Likewise, G2 Esports was “nearly” profitable in 2023, instead choosing to “accelerate” by investing into Dota 2 and VALORANT, Dechelotte said. “We felt that the market was slowing down so poorly that it was a great opportunity for us to accelerate,” said Dechelotte before confidently stating G2 would be profitable “again” this year. 

100 Thieves is of the same opinion as it too is investing heavily in expansion and growth, which entails high upfront costs. “I think we’ll be profitable in the future,” said Jang, “it just depends on which sectors of the business.” He explained that while some parts of the company are already profitable — without disclosing which — 100Thieves as a whole is not there yet, but “super close”. 

Jang acknowledges that their financial numbers might “not be as sexy” compared to more streamlined organisations, but he argues that these investments will pay off in the long run, while orgs without vertical businesses to monetise will have to really lean on their core niche. 

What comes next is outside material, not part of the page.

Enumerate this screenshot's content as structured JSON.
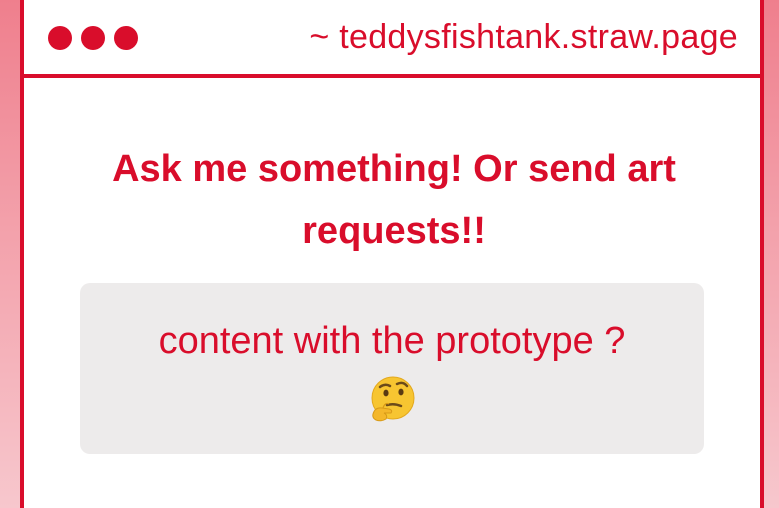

100 Thieves has launched numerous non-esports verticals in attempts to diversify. Image credit: 100 Thieves

On the other hand, there are organisations which approached this year exercising prudence in their financial decisions to sustain revenue growth. Among them, Team Vitality’s strategy to achieve profitability in 2025 involves synchronising its expenditure with revenue generation while adhering to a “well-defined” plan for increasing income.

Maurer emphasised that while some organisations opt for profitability by simply reducing spending, Team Vitality chooses a different approach, aiming to maintain its competitive ambitions while also exercising financial discipline to reach profitability. Balancing ambition with cost reductions presents a challenge, said Maurer, as solely cutting spending may yield short-term profitability but risk “destroying a lot of value around your brand” in the mid to long term.

“Everyone in the space is tightening their belts,” said Cloud9’s CEO, “everyone in the space is trying to do more with less than everyone else.” However, he also confidently stated that the viewer base for esports is growing each year, and while now teams are not getting proper value for the fanbase they have, with time the “folks with the marketing budgets” will realise the tremendous spending power that esports fans have. 

Müller also agrees that esports has a very unique and sizable audience, and it’s the organisations’ job to make it available to the “huge” brands who want to invest in the industry. “They can’t deal with esports as it is,” continued Müller, praising those few orgs who succeeded in unlocking their fanbases’ potential while going through industry downturns. “The G2s, the Team Liquids, all these great teams that established themselves and went through two, three, four, five crises. They’re actually the brands that we all respect. The others? Gone.”

And while there’s tension due to the global inflation rate and a lack of attraction for the esports industry in general, Dechelotte, like most interviewees, is confident in his “high performer” organisation’s ability to create value for partners. 

It seems a shared, cautiously optimistic feeling accompanied a few major esports organisations into 2024, though the many smaller teams who have folded over the last two years may disagree — and the thousands people being laid off since the beginning of 2024 too. 

Amidst the gloom, there are causes for optimism, team executives said, like a persistence in sponsorship interest this year and promising revenue growth from in-game item sales. Is it enough to constitute a change in season?

“I don’t know if we’re fully out of esports winter,” Arhancet concluded. ”It does feel like spring is in the air, I guess, but I just can’t say for sure.”

Cecilia Ciocchetti